I was very young,” John Fogerty said, late last month, on the phone from his home in California. “I was three, three and a half, maybe. My mom sat me down and presented me with a little children’s record. One side was ‘Oh! Susanna,’ which I really loved. The other side was ‘Camptown Races.’
Had John Fogerty managed to get every important story into Fortunate Son: My Life, My Music (Little, Brown), "you'd have 15,000 pages." Instead, the memoir, out Oct. 6, runs a little more than 400, covering the singer's childhood, his years as frontman for Creedence Clearwater Revival and the often difficult years that followed the group's acrimonious breakup.
John Fogerty's new book, Fortunate Son: My Life, My Music, was partially born out frustration with the way he often saw his story portrayed in the press. "I'd talk to a newspaper or magazine, and what I said never really came out right," he says. "In fact, it really looked bad in print when I saw myself complaining or anything about something. Finally I just said to myself, 'I'm gonna write a book.'"
John Fogerty is as close as the U.S. gets to roll and roll royalty. With both his band, Creedence Clearwater Revival, and as a solo act, Fogerty has singlehandedly provided the soundtrack to people’s lives for nearly 50 years.

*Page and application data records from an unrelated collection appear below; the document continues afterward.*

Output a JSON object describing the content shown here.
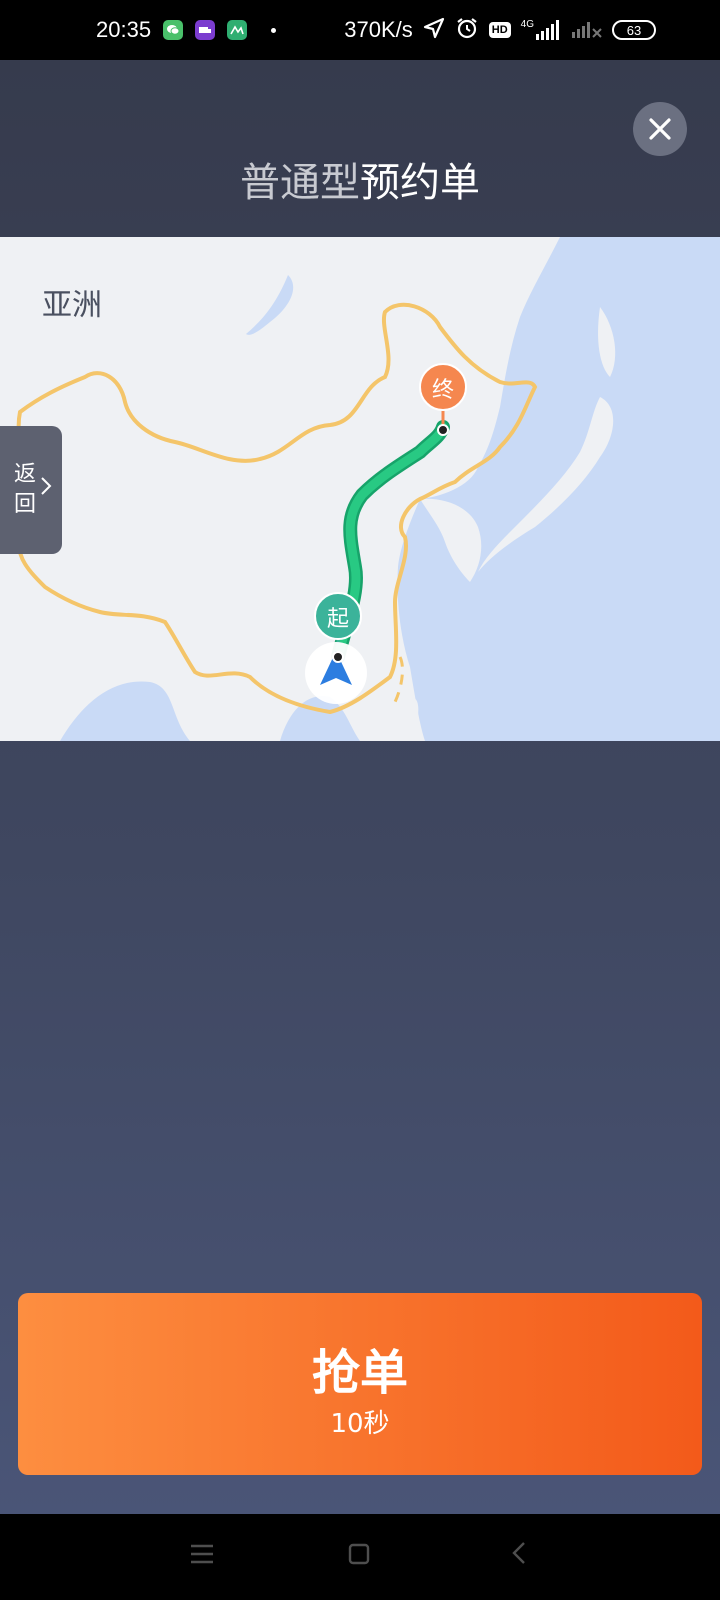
{
  "status_bar": {
    "time": "20:35",
    "net_speed": "370K/s",
    "network_type": "4G",
    "hd_badge": "HD",
    "battery": "63",
    "icons": [
      "wechat-icon",
      "app-icon",
      "app-icon",
      "location-arrow-icon",
      "alarm-icon",
      "signal-icon",
      "signal-icon"
    ]
  },
  "header": {
    "title_prefix": "普通型",
    "title_main": "预约单",
    "close_icon": "close-icon"
  },
  "map": {
    "region_label": "亚洲",
    "start_marker": "起",
    "end_marker": "终",
    "route_color": "#1fbf7b",
    "start_color": "#3bb39a",
    "end_color": "#f5874f",
    "border_color": "#f4c56a"
  },
  "back_tab": {
    "label": "返回",
    "icon": "chevron-right-icon"
  },
  "action": {
    "label": "抢单",
    "countdown": "10秒"
  },
  "nav_bar": {
    "icons": [
      "menu-icon",
      "home-square-icon",
      "back-chevron-icon"
    ]
  }
}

"The production we've been doing certainly had extra elements, a lot of visual elements," says Fogerty, who plans to perform other band and solo favorites, from Have You Ever Seen the Rain? to Centerfield. "We're going to use that as a frame of reference, and see if we shake it up a little bit."